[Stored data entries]
---

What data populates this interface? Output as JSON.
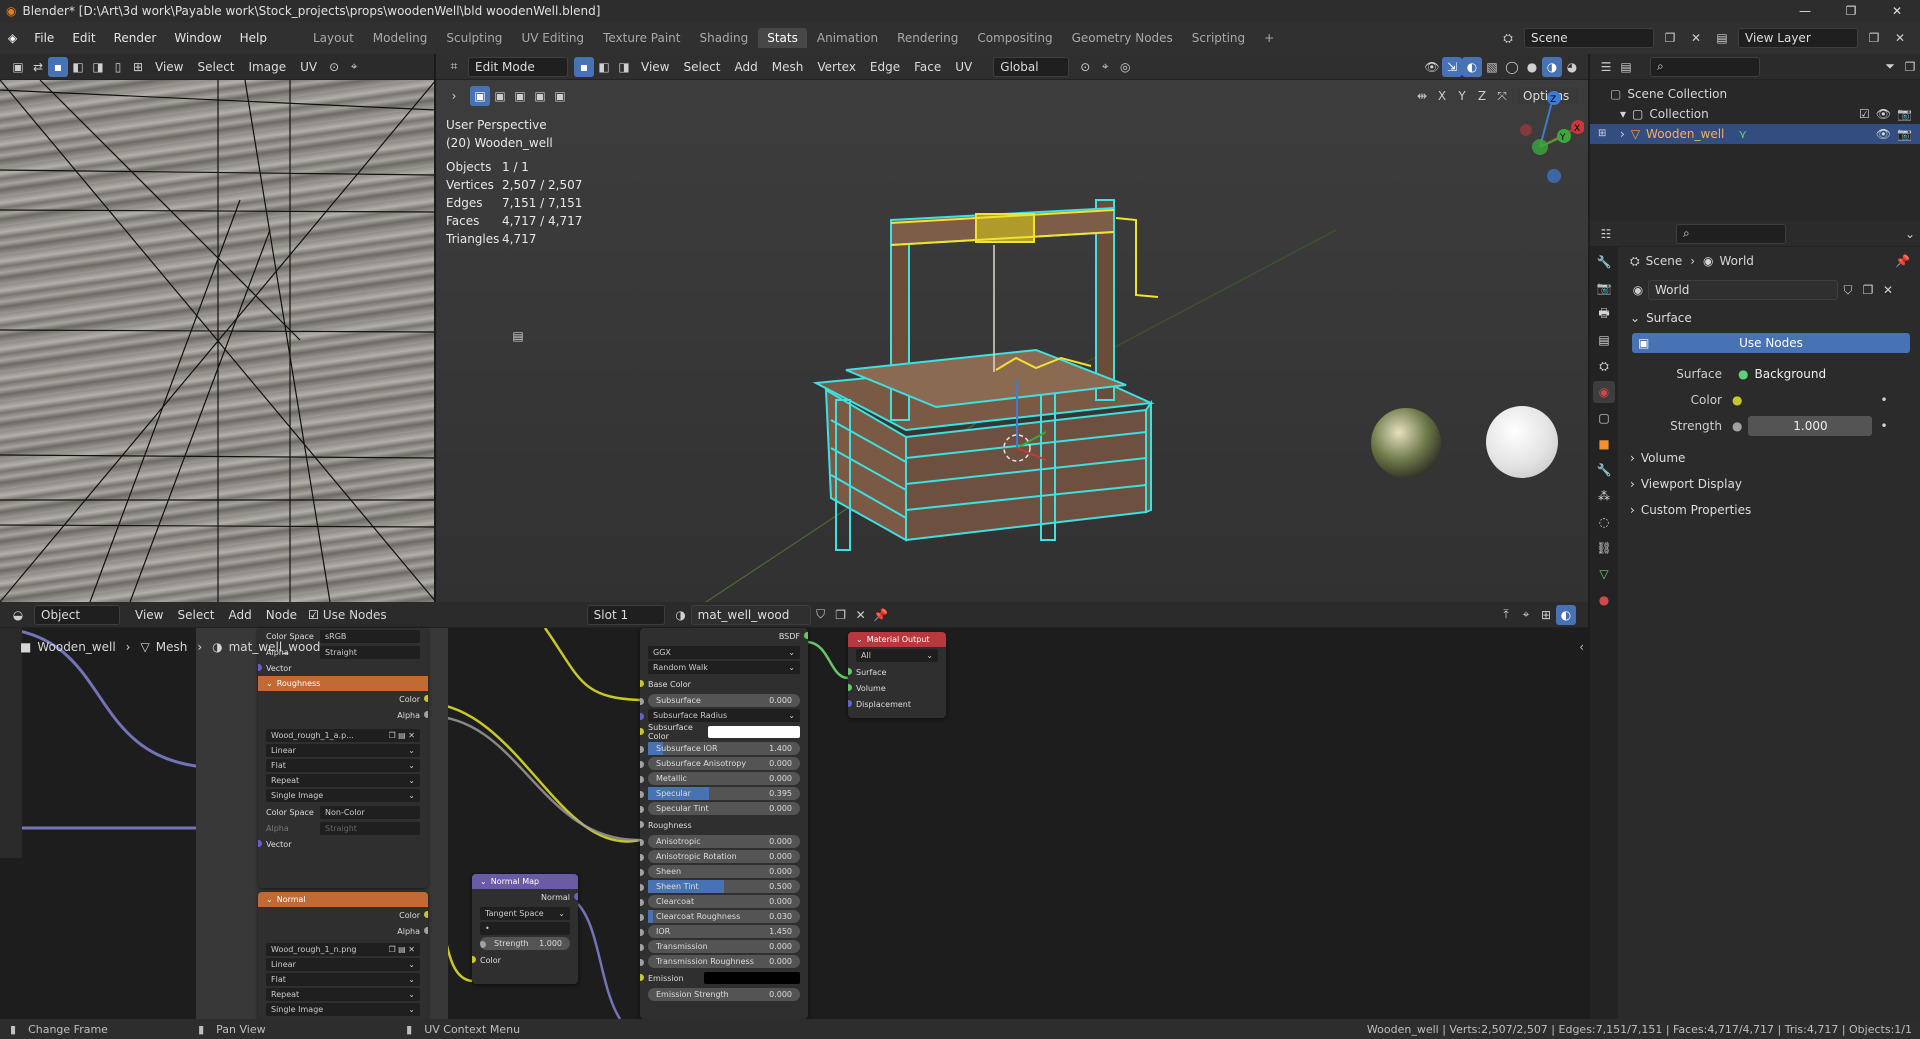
{
  "titlebar": {
    "title": "Blender* [D:\\Art\\3d work\\Payable work\\Stock_projects\\props\\woodenWell\\bld woodenWell.blend]",
    "minimize": "—",
    "maximize": "❐",
    "close": "✕"
  },
  "menu": [
    "File",
    "Edit",
    "Render",
    "Window",
    "Help"
  ],
  "workspaces": [
    "Layout",
    "Modeling",
    "Sculpting",
    "UV Editing",
    "Texture Paint",
    "Shading",
    "Stats",
    "Animation",
    "Rendering",
    "Compositing",
    "Geometry Nodes",
    "Scripting"
  ],
  "active_workspace": "Stats",
  "add_workspace": "+",
  "scene": "Scene",
  "view_layer": "View Layer",
  "image_editor": {
    "menus": [
      "View",
      "Select",
      "Image",
      "UV"
    ]
  },
  "viewport": {
    "mode": "Edit Mode",
    "menus": [
      "View",
      "Select",
      "Add",
      "Mesh",
      "Vertex",
      "Edge",
      "Face",
      "UV"
    ],
    "orientation": "Global",
    "options": "Options",
    "axes": [
      "X",
      "Y",
      "Z"
    ],
    "overlay_title": "User Perspective",
    "overlay_object": "(20) Wooden_well",
    "stats": [
      {
        "label": "Objects",
        "value": "1 / 1"
      },
      {
        "label": "Vertices",
        "value": "2,507 / 2,507"
      },
      {
        "label": "Edges",
        "value": "7,151 / 7,151"
      },
      {
        "label": "Faces",
        "value": "4,717 / 4,717"
      },
      {
        "label": "Triangles",
        "value": "4,717"
      }
    ]
  },
  "outliner": {
    "scene_collection": "Scene Collection",
    "collection": "Collection",
    "object": "Wooden_well"
  },
  "properties": {
    "breadcrumb": [
      "Scene",
      "World"
    ],
    "world_name": "World",
    "surface_section": "Surface",
    "use_nodes": "Use Nodes",
    "surface_label": "Surface",
    "surface_value": "Background",
    "color_label": "Color",
    "strength_label": "Strength",
    "strength_value": "1.000",
    "sections": [
      "Volume",
      "Viewport Display",
      "Custom Properties"
    ]
  },
  "node_editor": {
    "object_mode": "Object",
    "menus": [
      "View",
      "Select",
      "Add",
      "Node"
    ],
    "use_nodes": "Use Nodes",
    "slot": "Slot 1",
    "material": "mat_well_wood",
    "breadcrumb": [
      "Wooden_well",
      "Mesh",
      "mat_well_wood"
    ],
    "roughness_node": {
      "title": "Roughness",
      "out_color": "Color",
      "out_alpha": "Alpha",
      "image": "Wood_rough_1_a.p...",
      "interp": "Linear",
      "proj": "Flat",
      "ext": "Repeat",
      "source": "Single Image",
      "colorspace_label": "Color Space",
      "colorspace": "Non-Color",
      "alpha_label": "Alpha",
      "alpha": "Straight",
      "vector": "Vector",
      "top_colorspace": "sRGB",
      "top_alpha": "Straight",
      "top_vector": "Vector",
      "top_colorspace_label": "Color Space",
      "top_alpha_label": "Alpha"
    },
    "normal_node": {
      "title": "Normal",
      "out_color": "Color",
      "out_alpha": "Alpha",
      "image": "Wood_rough_1_n.png",
      "interp": "Linear",
      "proj": "Flat",
      "ext": "Repeat",
      "source": "Single Image"
    },
    "normalmap_node": {
      "title": "Normal Map",
      "out": "Normal",
      "space": "Tangent Space",
      "uv": "•",
      "strength_label": "Strength",
      "strength": "1.000",
      "color": "Color"
    },
    "bsdf": {
      "out": "BSDF",
      "distribution": "GGX",
      "sss_method": "Random Walk",
      "base_color": "Base Color",
      "rows": [
        {
          "label": "Subsurface",
          "value": "0.000",
          "fill": 0
        },
        {
          "label": "Subsurface Radius",
          "value": "",
          "fill": 0,
          "select": true
        },
        {
          "label": "Subsurface Color",
          "value": "",
          "fill": 0,
          "color": "#ffffff"
        },
        {
          "label": "Subsurface IOR",
          "value": "1.400",
          "fill": 0.1
        },
        {
          "label": "Subsurface Anisotropy",
          "value": "0.000",
          "fill": 0
        },
        {
          "label": "Metallic",
          "value": "0.000",
          "fill": 0
        },
        {
          "label": "Specular",
          "value": "0.395",
          "fill": 0.4
        },
        {
          "label": "Specular Tint",
          "value": "0.000",
          "fill": 0
        }
      ],
      "roughness": "Roughness",
      "rows2": [
        {
          "label": "Anisotropic",
          "value": "0.000",
          "fill": 0
        },
        {
          "label": "Anisotropic Rotation",
          "value": "0.000",
          "fill": 0
        },
        {
          "label": "Sheen",
          "value": "0.000",
          "fill": 0
        },
        {
          "label": "Sheen Tint",
          "value": "0.500",
          "fill": 0.5
        },
        {
          "label": "Clearcoat",
          "value": "0.000",
          "fill": 0
        },
        {
          "label": "Clearcoat Roughness",
          "value": "0.030",
          "fill": 0.03
        },
        {
          "label": "IOR",
          "value": "1.450",
          "fill": 0
        },
        {
          "label": "Transmission",
          "value": "0.000",
          "fill": 0
        },
        {
          "label": "Transmission Roughness",
          "value": "0.000",
          "fill": 0
        }
      ],
      "emission": "Emission",
      "emission_strength_label": "Emission Strength",
      "emission_strength": "0.000"
    },
    "output_node": {
      "title": "Material Output",
      "target": "All",
      "inputs": [
        "Surface",
        "Volume",
        "Displacement"
      ]
    }
  },
  "statusbar": {
    "left": [
      "Change Frame",
      "Pan View",
      "UV Context Menu"
    ],
    "right": "Wooden_well | Verts:2,507/2,507 | Edges:7,151/7,151 | Faces:4,717/4,717 | Tris:4,717 | Objects:1/1"
  },
  "colors": {
    "accent": "#4772b3",
    "header": "#303030",
    "roughness_header": "#c26a34",
    "normalmap_header": "#6b5aa6",
    "output_header": "#b8383d"
  }
}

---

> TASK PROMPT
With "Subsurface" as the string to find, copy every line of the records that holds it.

> EXERCISE OUTPUT
          "label": "Subsurface",
          "label": "Subsurface Radius",
          "label": "Subsurface Color",
          "label": "Subsurface IOR",
          "label": "Subsurface Anisotropy",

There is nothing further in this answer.